Straightening metal is a pretty simple process when you break it down. You hit on the metal to move it around how you want. So you just need any hammer and dolly to start pounding on your project right? Wrong. Once you get past wrecking metal and just smashing on it with a hammer to “get it close” you’ll find that those hammers and dollies that came in your basic auto body kit don’t work in every situation.
Back when cars were made of heavy metal and had lots of beautiful curves guys took the time to repair a fender rather than just replace it. Any good metal worker will tell you that you need to match the hammer and dolly as close as possible with the shape of your panel you’re working on. When you’re working on a curvy car like something from the late 1930’s through the 1950’s you will be hard pressed to find a flat panel on the vehicle. This means that you will need to use tools to match. Back in those days the selection of specialty hammers were vast, some being specifically used for one type of car or type of repair!
As the years went by the demand for these types of specialty hammers and dollies has slowly dwindled until 99% of the auto body tool companies (including Eastwood) discontinued these hammers and dollies. These days most of the body hammers available are the same 4-5 styles with the only difference being the quality of the hammer face and the balance of the hammer. Almost a year ago we started talking with some professional metal shapers and coach builders and the topic of how expensive vintage specialty body hammers have become. Some of these guys and gals were paying over $100 for a heavily worn hammer! As we do with a lot of products, we saw a need and a problem we could solve. This is how our newest addition of what I like to call “Intermediate” Hammers and Dollies came to the Fairmount tool line. We felt these met closely with some of the vintage and custom hammers that we saw guys Professional using in their shops. I decided to introduce these and explain where and why you could use these on your next project.
Let’s be honest, some designs are so perfect why mess with perfection? This hammer is a replica of a vintage discontinued Snap-on/Blue Point BF 615 hammer that is very collectible. The used, vintage versions regularly sell for $100+ on eBay! Aside from being a bargain, these hammers have some great, useful features. This hammer has two different heads with a high crown in different shapes. This allows you to get into the edge of doors, fenders, roofs, etc to work an area smooth where a round, low crown hammer would hit on the edges of the hammer. These hammers also can move/stretch metal more quickly than a low crown hammer because they have a smaller, more focused impact area that moves metal quicker than with a low crown hammer. This is because when you use a low crown hammer the force of impact is distributed across 2-3 times the area than with a high crown, thus reducing how much the metal is stretched or moved. I like to use these high crown hammers to work on a very small high spot I need to work out that a low or medium crown hammer would potentially hit the entire area of the face of the hammer instead of right on the high spot. This hammer is probably one of the best additions to round out your hammer and dolly arsenal, and for $20 a lot cheaper than a nearly worn-out vintage hammer!
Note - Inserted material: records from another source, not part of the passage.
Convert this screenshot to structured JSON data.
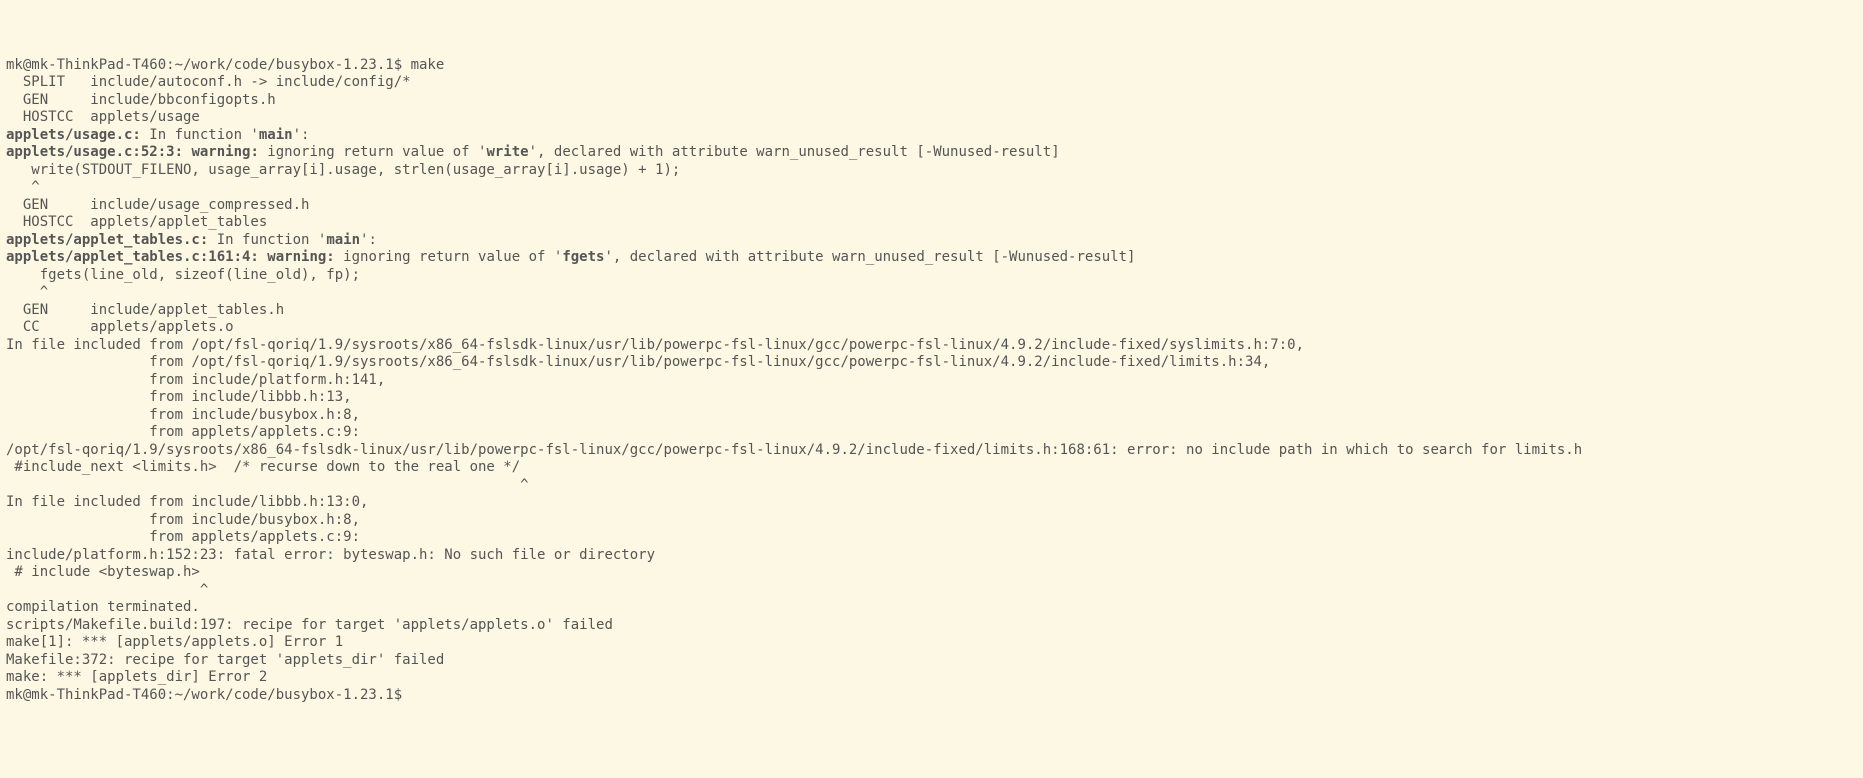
{
  "terminal": {
    "bg": "#fcf8e3",
    "fg": "#555",
    "prompt1": "mk@mk-ThinkPad-T460:~/work/code/busybox-1.23.1$ make",
    "lines": [
      {
        "t": "  SPLIT   include/autoconf.h -> include/config/*"
      },
      {
        "t": "  GEN     include/bbconfigopts.h"
      },
      {
        "t": "  HOSTCC  applets/usage"
      },
      {
        "segments": [
          {
            "t": "applets/usage.c:",
            "b": true
          },
          {
            "t": " In function '"
          },
          {
            "t": "main",
            "b": true
          },
          {
            "t": "':"
          }
        ]
      },
      {
        "segments": [
          {
            "t": "applets/usage.c:52:3: ",
            "b": true
          },
          {
            "t": "warning:",
            "b": true
          },
          {
            "t": " ignoring return value of '"
          },
          {
            "t": "write",
            "b": true
          },
          {
            "t": "', declared with attribute warn_unused_result [-Wunused-result]"
          }
        ]
      },
      {
        "t": "   write(STDOUT_FILENO, usage_array[i].usage, strlen(usage_array[i].usage) + 1);"
      },
      {
        "t": "   ^"
      },
      {
        "t": "  GEN     include/usage_compressed.h"
      },
      {
        "t": "  HOSTCC  applets/applet_tables"
      },
      {
        "segments": [
          {
            "t": "applets/applet_tables.c:",
            "b": true
          },
          {
            "t": " In function '"
          },
          {
            "t": "main",
            "b": true
          },
          {
            "t": "':"
          }
        ]
      },
      {
        "segments": [
          {
            "t": "applets/applet_tables.c:161:4: ",
            "b": true
          },
          {
            "t": "warning:",
            "b": true
          },
          {
            "t": " ignoring return value of '"
          },
          {
            "t": "fgets",
            "b": true
          },
          {
            "t": "', declared with attribute warn_unused_result [-Wunused-result]"
          }
        ]
      },
      {
        "t": "    fgets(line_old, sizeof(line_old), fp);"
      },
      {
        "t": "    ^"
      },
      {
        "t": "  GEN     include/applet_tables.h"
      },
      {
        "t": "  CC      applets/applets.o"
      },
      {
        "t": "In file included from /opt/fsl-qoriq/1.9/sysroots/x86_64-fslsdk-linux/usr/lib/powerpc-fsl-linux/gcc/powerpc-fsl-linux/4.9.2/include-fixed/syslimits.h:7:0,"
      },
      {
        "t": "                 from /opt/fsl-qoriq/1.9/sysroots/x86_64-fslsdk-linux/usr/lib/powerpc-fsl-linux/gcc/powerpc-fsl-linux/4.9.2/include-fixed/limits.h:34,"
      },
      {
        "t": "                 from include/platform.h:141,"
      },
      {
        "t": "                 from include/libbb.h:13,"
      },
      {
        "t": "                 from include/busybox.h:8,"
      },
      {
        "t": "                 from applets/applets.c:9:"
      },
      {
        "t": "/opt/fsl-qoriq/1.9/sysroots/x86_64-fslsdk-linux/usr/lib/powerpc-fsl-linux/gcc/powerpc-fsl-linux/4.9.2/include-fixed/limits.h:168:61: error: no include path in which to search for limits.h"
      },
      {
        "t": " #include_next <limits.h>  /* recurse down to the real one */"
      },
      {
        "t": "                                                             ^"
      },
      {
        "t": "In file included from include/libbb.h:13:0,"
      },
      {
        "t": "                 from include/busybox.h:8,"
      },
      {
        "t": "                 from applets/applets.c:9:"
      },
      {
        "t": "include/platform.h:152:23: fatal error: byteswap.h: No such file or directory"
      },
      {
        "t": " # include <byteswap.h>"
      },
      {
        "t": "                       ^"
      },
      {
        "t": "compilation terminated."
      },
      {
        "t": "scripts/Makefile.build:197: recipe for target 'applets/applets.o' failed"
      },
      {
        "t": "make[1]: *** [applets/applets.o] Error 1"
      },
      {
        "t": "Makefile:372: recipe for target 'applets_dir' failed"
      },
      {
        "t": "make: *** [applets_dir] Error 2"
      }
    ],
    "prompt2": "mk@mk-ThinkPad-T460:~/work/code/busybox-1.23.1$ "
  }
}
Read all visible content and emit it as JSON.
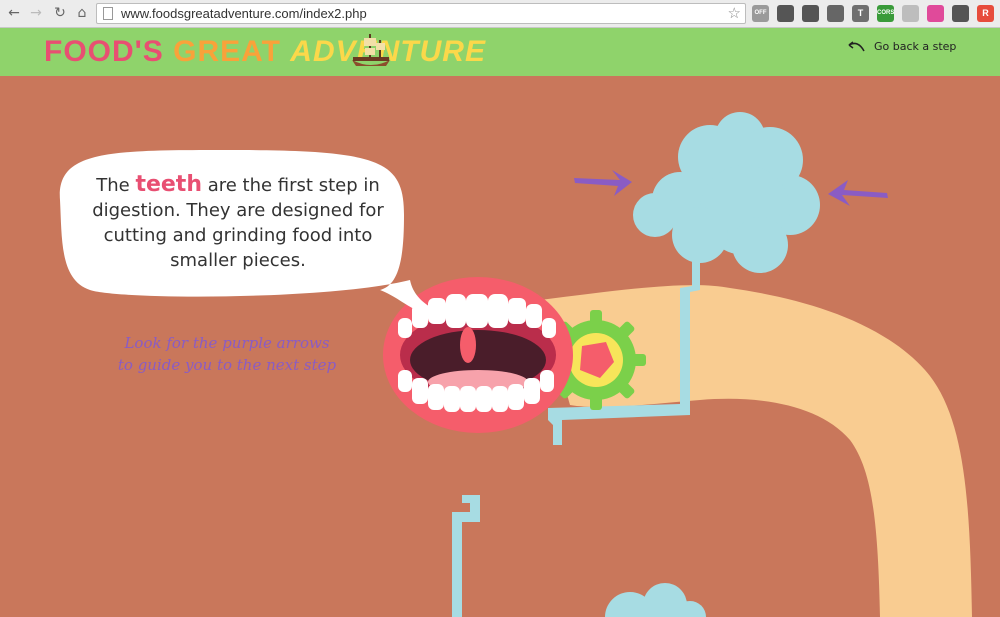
{
  "browser": {
    "url": "www.foodsgreatadventure.com/index2.php",
    "extensions": [
      {
        "name": "off-extension-icon",
        "label": "OFF",
        "color": "#9a9a9a"
      },
      {
        "name": "extension-icon-2",
        "label": "",
        "color": "#555555"
      },
      {
        "name": "pocket-icon",
        "label": "",
        "color": "#555555"
      },
      {
        "name": "extension-icon-4",
        "label": "",
        "color": "#666666"
      },
      {
        "name": "t-extension-icon",
        "label": "T",
        "color": "#6f6f6f"
      },
      {
        "name": "cors-extension-icon",
        "label": "CORS",
        "color": "#3a9b3a"
      },
      {
        "name": "extension-icon-7",
        "label": "",
        "color": "#bdbdbd"
      },
      {
        "name": "color-wheel-icon",
        "label": "",
        "color": "#e04a9a"
      },
      {
        "name": "move-icon",
        "label": "",
        "color": "#555555"
      },
      {
        "name": "r-extension-icon",
        "label": "R",
        "color": "#e74c3c"
      }
    ]
  },
  "header": {
    "logo": {
      "word1": "FOOD'S",
      "word2": "GREAT",
      "word3": "ADVENTURE"
    },
    "back_label": "Go back a step"
  },
  "speech": {
    "part1": "The",
    "highlight": "teeth",
    "part2": "are the first step in digestion. They are designed for cutting and grinding food into smaller pieces."
  },
  "hint": {
    "line1": "Look for the purple arrows",
    "line2": "to guide you to the next step"
  },
  "colors": {
    "background": "#c9775b",
    "header": "#8fd36b",
    "intestine": "#f9cc91",
    "liquid": "#a7dce3",
    "arrow": "#8a5cc4",
    "teeth_highlight": "#e84f72",
    "gums": "#f55d6b",
    "gear": "#7bd04a"
  }
}
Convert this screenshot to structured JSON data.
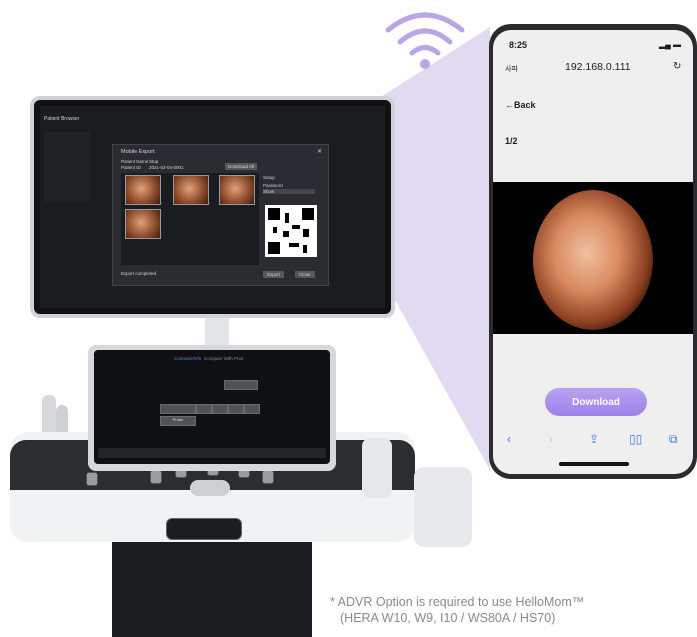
{
  "monitor": {
    "title": "Mobile Export",
    "patient_name_label": "Patient Name",
    "patient_name_value": "Stop",
    "patient_id_label": "Patient ID",
    "patient_id_value": "2021-02-04-0001",
    "export_button": "Download All",
    "option_label_1": "Setup",
    "option_label_2": "Password",
    "option_value_2": "Show",
    "status_text": "Export completed",
    "bottom_button_1": "Export",
    "bottom_button_2": "Close",
    "side_title": "Patient Browser"
  },
  "touchscreen": {
    "tab_1": "Compare/Info",
    "tab_2": "Compare With Prior",
    "center_button": "Probe"
  },
  "phone": {
    "time": "8:25",
    "left_status": "사파",
    "url": "192.168.0.111",
    "back_label": "←Back",
    "page_counter": "1/2",
    "download_label": "Download"
  },
  "footnote": {
    "line1": "* ADVR Option is required to use HelloMom™",
    "line2": "(HERA W10, W9, I10 / WS80A / HS70)"
  },
  "colors": {
    "accent": "#9b82ea",
    "beam": "#d9cfee",
    "wifi": "#b8a6e6",
    "ios_blue": "#3478f6"
  }
}
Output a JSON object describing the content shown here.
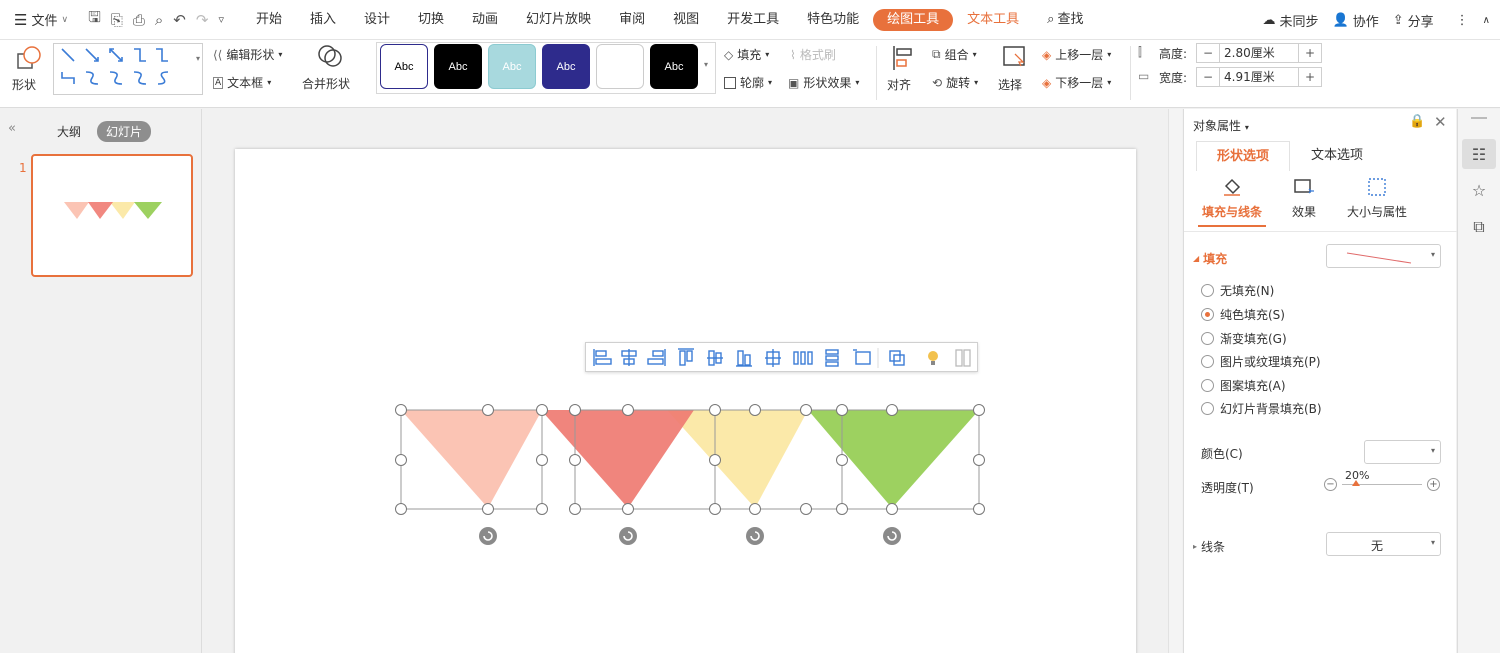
{
  "menubar": {
    "file_label": "文件",
    "tabs": [
      "开始",
      "插入",
      "设计",
      "切换",
      "动画",
      "幻灯片放映",
      "审阅",
      "视图",
      "开发工具",
      "特色功能",
      "绘图工具",
      "文本工具"
    ],
    "active_tab": "绘图工具",
    "search_label": "查找",
    "sync_label": "未同步",
    "collab_label": "协作",
    "share_label": "分享"
  },
  "ribbon": {
    "shape_label": "形状",
    "edit_shape_label": "编辑形状",
    "textbox_label": "文本框",
    "merge_shape_label": "合并形状",
    "style_sample_text": "Abc",
    "style_presets": [
      {
        "bg": "#ffffff",
        "fg": "#000000",
        "border": "#2e2b8c"
      },
      {
        "bg": "#000000",
        "fg": "#ffffff",
        "border": "#000000"
      },
      {
        "bg": "#a8d9de",
        "fg": "#ffffff",
        "border": "#8ccbd1"
      },
      {
        "bg": "#2e2b8c",
        "fg": "#ffffff",
        "border": "#2e2b8c"
      },
      {
        "bg": "#ffffff",
        "fg": "#ffffff",
        "border": "#cccccc"
      },
      {
        "bg": "#000000",
        "fg": "#ffffff",
        "border": "#000000"
      }
    ],
    "fill_label": "填充",
    "format_painter_label": "格式刷",
    "outline_label": "轮廓",
    "shape_effect_label": "形状效果",
    "align_label": "对齐",
    "group_label": "组合",
    "rotate_label": "旋转",
    "select_label": "选择",
    "bring_forward_label": "上移一层",
    "send_backward_label": "下移一层",
    "height_label": "高度:",
    "height_value": "2.80厘米",
    "width_label": "宽度:",
    "width_value": "4.91厘米"
  },
  "left_panel": {
    "outline_tab": "大纲",
    "slides_tab": "幻灯片",
    "slide_number": "1"
  },
  "slide": {
    "triangle_colors": [
      "#fbc4b4",
      "#ef7b72",
      "#fbe9a9",
      "#9dd160"
    ]
  },
  "props": {
    "title": "对象属性",
    "tab_shape": "形状选项",
    "tab_text": "文本选项",
    "subtab_fill": "填充与线条",
    "subtab_effect": "效果",
    "subtab_size": "大小与属性",
    "fill_section": "填充",
    "fill_options": [
      "无填充(N)",
      "纯色填充(S)",
      "渐变填充(G)",
      "图片或纹理填充(P)",
      "图案填充(A)",
      "幻灯片背景填充(B)"
    ],
    "selected_fill_option": "纯色填充(S)",
    "color_label": "颜色(C)",
    "transparency_label": "透明度(T)",
    "transparency_value": "20%",
    "transparency_level": 0.2,
    "line_section": "线条",
    "line_value": "无"
  },
  "colors": {
    "accent": "#e8713c"
  }
}
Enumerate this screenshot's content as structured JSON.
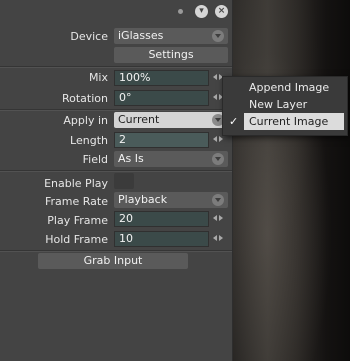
{
  "titlebar": {
    "icons": [
      "dot-icon",
      "menu-icon",
      "close-icon"
    ]
  },
  "device": {
    "label": "Device",
    "value": "iGlasses"
  },
  "settings_button": "Settings",
  "mix": {
    "label": "Mix",
    "value": "100%"
  },
  "rotation": {
    "label": "Rotation",
    "value": "0°"
  },
  "apply_in": {
    "label": "Apply in",
    "value": "Current",
    "options": [
      "Append Image",
      "New Layer",
      "Current Image"
    ],
    "selected": "Current Image"
  },
  "length": {
    "label": "Length",
    "value": "2"
  },
  "field": {
    "label": "Field",
    "value": "As Is"
  },
  "enable_play": {
    "label": "Enable Play"
  },
  "frame_rate": {
    "label": "Frame Rate",
    "value": "Playback"
  },
  "play_frame": {
    "label": "Play Frame",
    "value": "20"
  },
  "hold_frame": {
    "label": "Hold Frame",
    "value": "10"
  },
  "grab_button": "Grab Input",
  "colors": {
    "panel": "#444444",
    "field": "#3b4a49",
    "dropdown": "#5a5a5a",
    "selection": "#dcdcdc"
  }
}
Going the other direction this hammer has a completely flat square face with sharp corners. Use this hammer to “fine tune” a panel with only minimal inconsistencies or to hammer a weld flat when “hammer welding”. The square head with sharp corners allows you to hammer and work the corner of a panel that round hammer couldn’t get into. As an additional feature the back side of the hammer flat to allow extra room for swinging in confined areas. This hammer would be a great go-to hammer if you’re trying to hammer weld a seam flat.
This hammer has the same square head and blunt backside as the flat dressing hammer so it can get into tight areas or sharp corners. The difference is that the face of the hammer has a long sweeping “medium” crown to it that allows for fitting in tight areas with a curve. It also allows for accuracy pinpointing your hits on a small area. This medium sweeping radius is similar to what you will see on many spots on front fenders, door skins, etc. on older cars.
This hammer has a tall rectangular head with sharp corners and a blunt backside that allows you to get into tight corners or in vertical areas that need to be raised. This has a fairly high crown much like the one face of the 15724 but with a larger head with sharp corners. This hammer would be great for working a panel like a fender or rear quarter that has a lot of shape to it where a round hammer would hit on the edges. I also like to use this hammer in the character lines of door jams and door edges, it is a more gentle solution to the pick or chisel end of a body hammer.
This dolly has an ergonomic shape that makes it easy to hold in confined spaces. It is small in shape so it’s easy to maneuver in tight spaces like behind quarter panels or up inside of a door. This is one of the best “all purpose” dollies as it has 4 potential striking surfaces. It features a medium-high crown striking surface on one side and a completely flat surface for flattening high spots and hammering a weld seam on the other. The edges of each side of the dolly can be used for a striking surface when you need to work a tight area or to get up into a character line or peak in a body panel. This is probably my favorite dolly and paired with a kidney or loaf shaped dolly you can back up 90% of the panels you work.
If you really want to round out your auto body tools picking up this new selection of hammers and dolly will make your life a lot easier when working on all of the different shapes you’ll encounter on your next project. If you have an old discontinued tool or specialized item that’s been very hard to find or overly expensive, let us know we’re always looking for new ideas!